Mr. Peirce suggests we apply one of Schumacher’s prescriptions: “smallness within bigness” to all of our systems.  In the area of our food systems that would mean more small (organic!) gardens and farms in and around population centers resulting in fresher, healthier food on one hand and less reliance on fossil fuels since we will have shortened the supply line.  Growing our food is the first step toward self-reliance—the next step is preserving and storing that food so that it is there in lean times.

Living on a small island presents us with both great advantages and interesting challenges.  We are lucky that there are groups working in many areas that need to be addressed: green energy, housing, jobs, water conservation, food security and more.  As part of the Vashon Food Security Group, sponsors of the annual Food Preservation Fair, I would like to suggest one way that many of us can become more self-reliant in our own lives.  We can preserve food!

Thanks to a grant from Sustainable Vashon, the Vashon Food Security Group has put together an Equipment Lending Library.  It includes all the tools you need to preserve food.  It is available to the community anytime of year with just a phone call—and a small donation.

On Saturday, May 28th (over Memorial Day weekend), the Vashon Food Security Group will be at Saturday Market on the Green with the Equipment Library to talk about food preservation and share recipes and tips.  All the tools will be on display and available for borrowing.  There is also an excellent video on canning and freezing.

If you miss the Saturday in May, there are 3 more chances for you to look over the equipment uptown and talk to folks who love to preserve their own food.  Preserving food is fun, satisfying and it helps with the budget.

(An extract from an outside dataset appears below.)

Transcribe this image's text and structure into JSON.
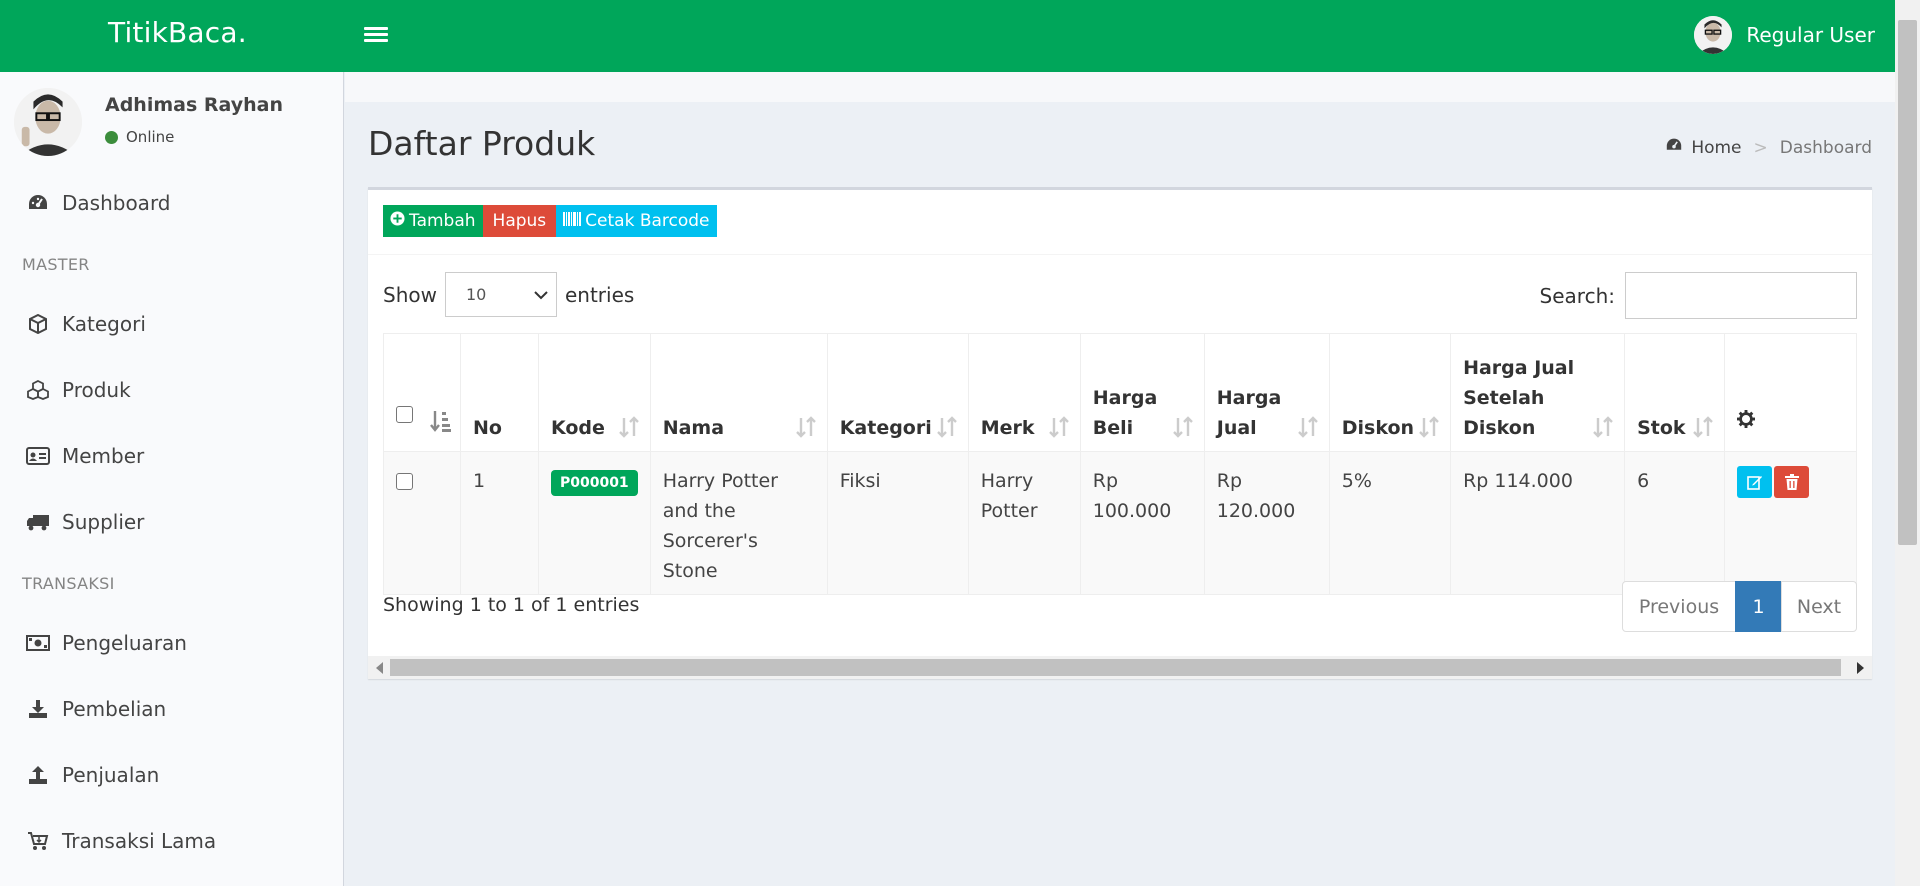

You can see the equipment and talk with your food preserving neighbors on:
May 28th   10am – 2 pm at Saturday Market on the Green
June 25th  10am – 2 pm outside Thriftway, next to True Value.
August 20th   Annual Food Preservation Fair (next to the Green)
Sept. 24th  10am – 2 pm outside Thriftway, next to True Value.

And remember: the equipment library is open year-round.  Call Cathy Fulton at 463-5652, borrow your food preservation tools and get ready to enjoy the fruits of your labor all year long!